Our editors & readers talk
Throwing a pebble and watching the ripples
Thomson Reuters hosted a speech by the British Prime Minister in London on Monday and we opened up the event to the Web with the help of two advisors — documentary maker Christian Payne and social media guru Mike Atherton.
These two have helped politicians, business people and even a Hollywood studio to connect with online audiences. Our event perhaps lacked a bit of Hollywood glamour but we had business people and politics in spades and we gave Christian and Mike full access to cover the event as they saw fit.
Christian created an alternative video feed of the proceedings using a Nokia mobile phone, and a wireless connection to the Qik social video platform.
This prompted a conversation in the Qik comments.
And somomething similar happened on Christian’s own site — OurManInside — which also carried a streaming feed and acted as a catalyst for another set of comments.
Meanwhile Mike Atherton ‘tweeted’ the proceedings throughout the event (for the uninitiated you ‘tweet’ when you use twitter , which is like blogging via SMS text message). He attracted hundreds of new ‘followers’ as the buzz about what was going on spread.
Meanwhile I had the more straightforward (but quite compulsive) task of monitoring what others were saying in reaction to Gordon Brown’s comments, picking out what I thought were the most interesting and featuring them on the Reuters website alongside our live coverage.
So, what did we learn from all this?
1. Interestingly, our two social media experts were able to create a ‘buzz’ around the event by keeping quiet about it. Dropping hints that they were involved in something big over the weekend served to raise the interest of their many followers in the social media world. Then going very quiet reinforced the idea that something was up. I’m not a PR expert but I think this is roughly the reverse of our standard approach.
2. It’s a lot easier to get a live video feed from a mobile phone out onto the Web than it is to take a professional video feed and stream it onto a website.
3. We can’t confine our attention to people who come to our sites to discuss our content – conversations will happen wherever people gather online and we’ll have to learn how to find the nuggets.
4. Finding out what people are saying online is getting easier. But monitoring multiple conversation threads isn’t easy. As I watched Mike Atherton flicking between screens and tapping away at his keyboard it struck me that this is a particular skill that not all of us have.
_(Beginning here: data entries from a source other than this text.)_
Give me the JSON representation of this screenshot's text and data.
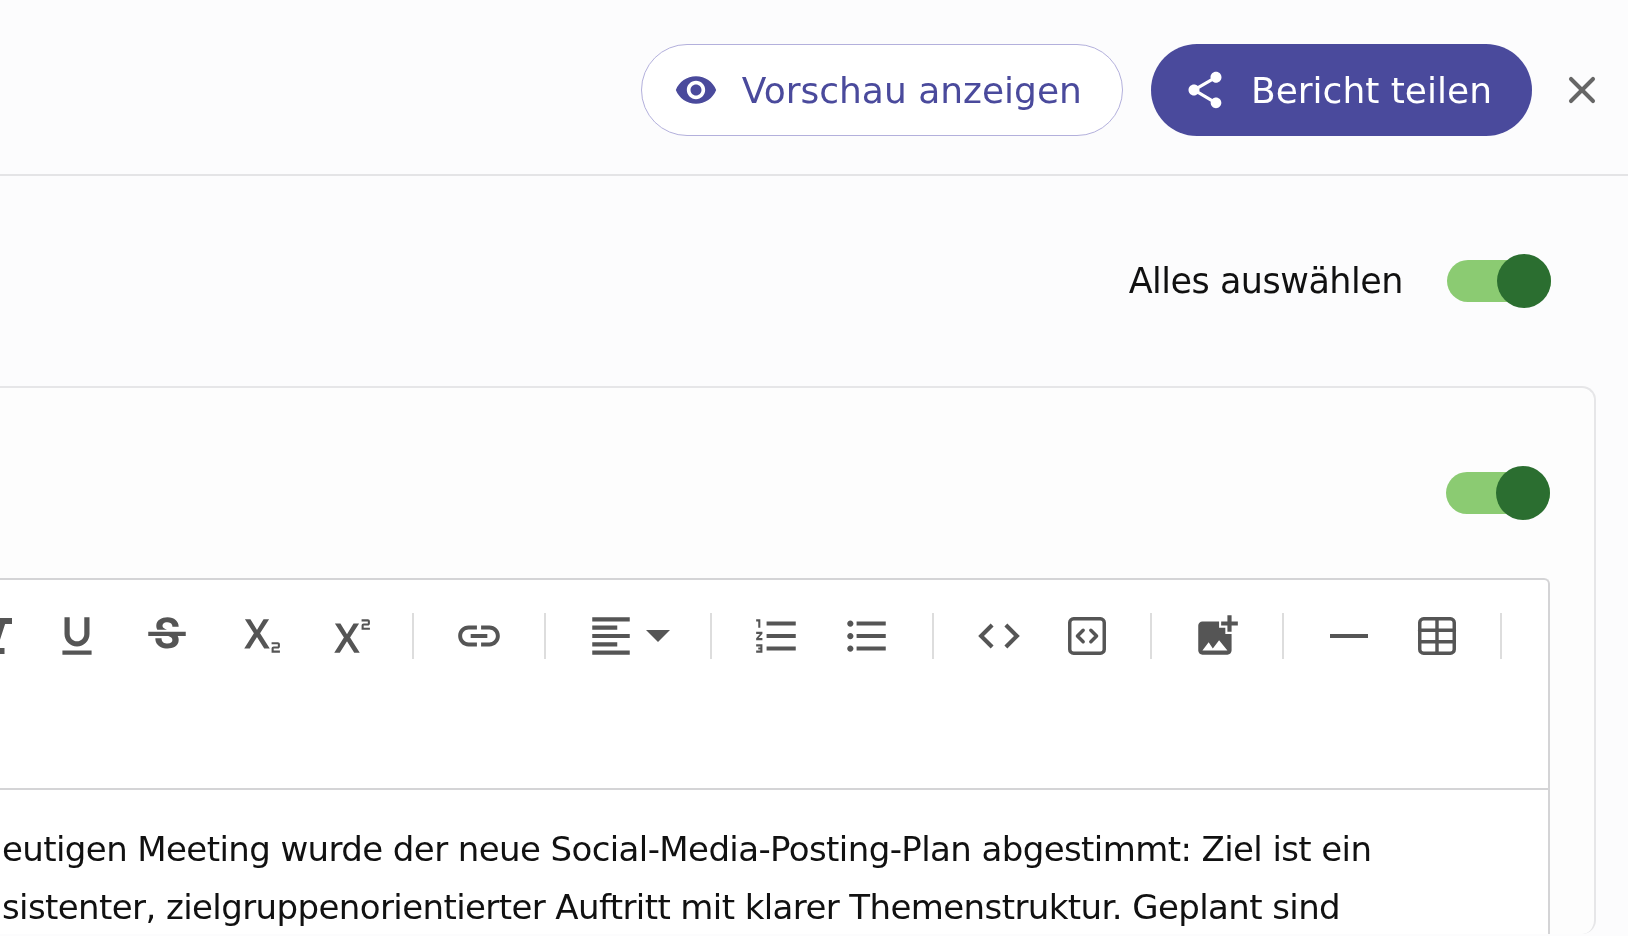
{
  "header": {
    "preview_button": {
      "label": "Vorschau anzeigen"
    },
    "share_button": {
      "label": "Bericht teilen"
    }
  },
  "select_all": {
    "label": "Alles auswählen",
    "on": true
  },
  "section": {
    "toggle": {
      "on": true
    },
    "editor": {
      "toolbar": [
        {
          "kind": "italic"
        },
        {
          "kind": "underline"
        },
        {
          "kind": "strikethrough"
        },
        {
          "kind": "subscript"
        },
        {
          "kind": "superscript"
        },
        {
          "kind": "separator"
        },
        {
          "kind": "link"
        },
        {
          "kind": "separator"
        },
        {
          "kind": "align"
        },
        {
          "kind": "separator"
        },
        {
          "kind": "ordered-list"
        },
        {
          "kind": "bullet-list"
        },
        {
          "kind": "separator"
        },
        {
          "kind": "code"
        },
        {
          "kind": "code-block"
        },
        {
          "kind": "separator"
        },
        {
          "kind": "image"
        },
        {
          "kind": "separator"
        },
        {
          "kind": "horizontal-rule"
        },
        {
          "kind": "table"
        },
        {
          "kind": "separator"
        }
      ],
      "lines": [
        "eutigen Meeting wurde der neue Social-Media-Posting-Plan abgestimmt: Ziel ist ein",
        "sistenter, zielgruppenorientierter Auftritt mit klarer Themenstruktur. Geplant sind"
      ]
    }
  }
}
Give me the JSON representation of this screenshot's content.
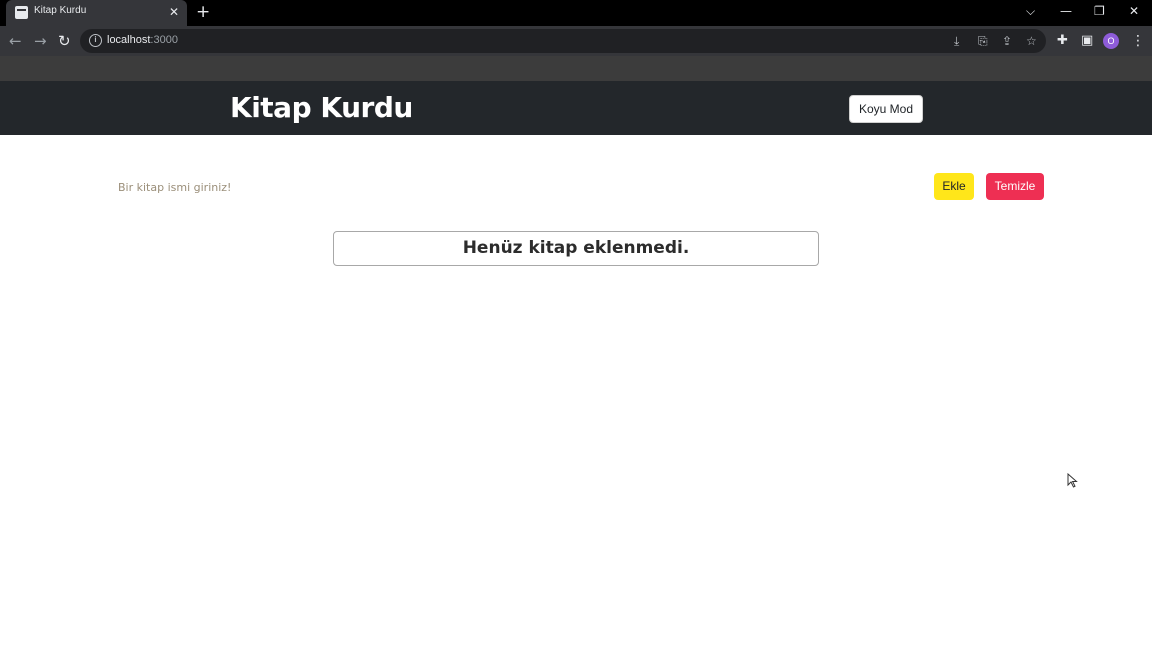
{
  "browser": {
    "tab_title": "Kitap Kurdu",
    "tab_close": "✕",
    "new_tab": "+",
    "url_host": "localhost",
    "url_port": ":3000",
    "profile_initial": "O",
    "controls": {
      "dropdown": "⌵",
      "minimize": "—",
      "restore": "❐",
      "close": "✕"
    },
    "nav": {
      "back": "←",
      "forward": "→",
      "reload": "↻"
    }
  },
  "app": {
    "title": "Kitap Kurdu",
    "mode_button": "Koyu Mod",
    "input_placeholder": "Bir kitap ismi giriniz!",
    "input_value": "",
    "add_button": "Ekle",
    "clear_button": "Temizle",
    "empty_message": "Henüz kitap eklenmedi."
  },
  "colors": {
    "header_bg": "#23272b",
    "add_button": "#ffe61a",
    "clear_button": "#ee2f53"
  }
}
5. Measuring the success of such coverage isn’t easy. One of my colleagues asked what the impact on site traffic had been. Answer: negligible. But mentions in social media shot up. Is that enough to justify the effort?
6. The technology is still flaky. Bloggers complained they couldn’t hear the audio from our very own Thomson Reuters video widget. They were referred to the Qik video stream being provided by Documentally — but this broke down at one point due to connectivity problems.
7. Downing Street is actively embracing social media. It has a very personable ‘twitterer’ in the Communications Office who is using this to communicate with journalists and bloggers and indeed did this in advance of the Reuters event.
Mark Jones is Reuters News Global Community Editor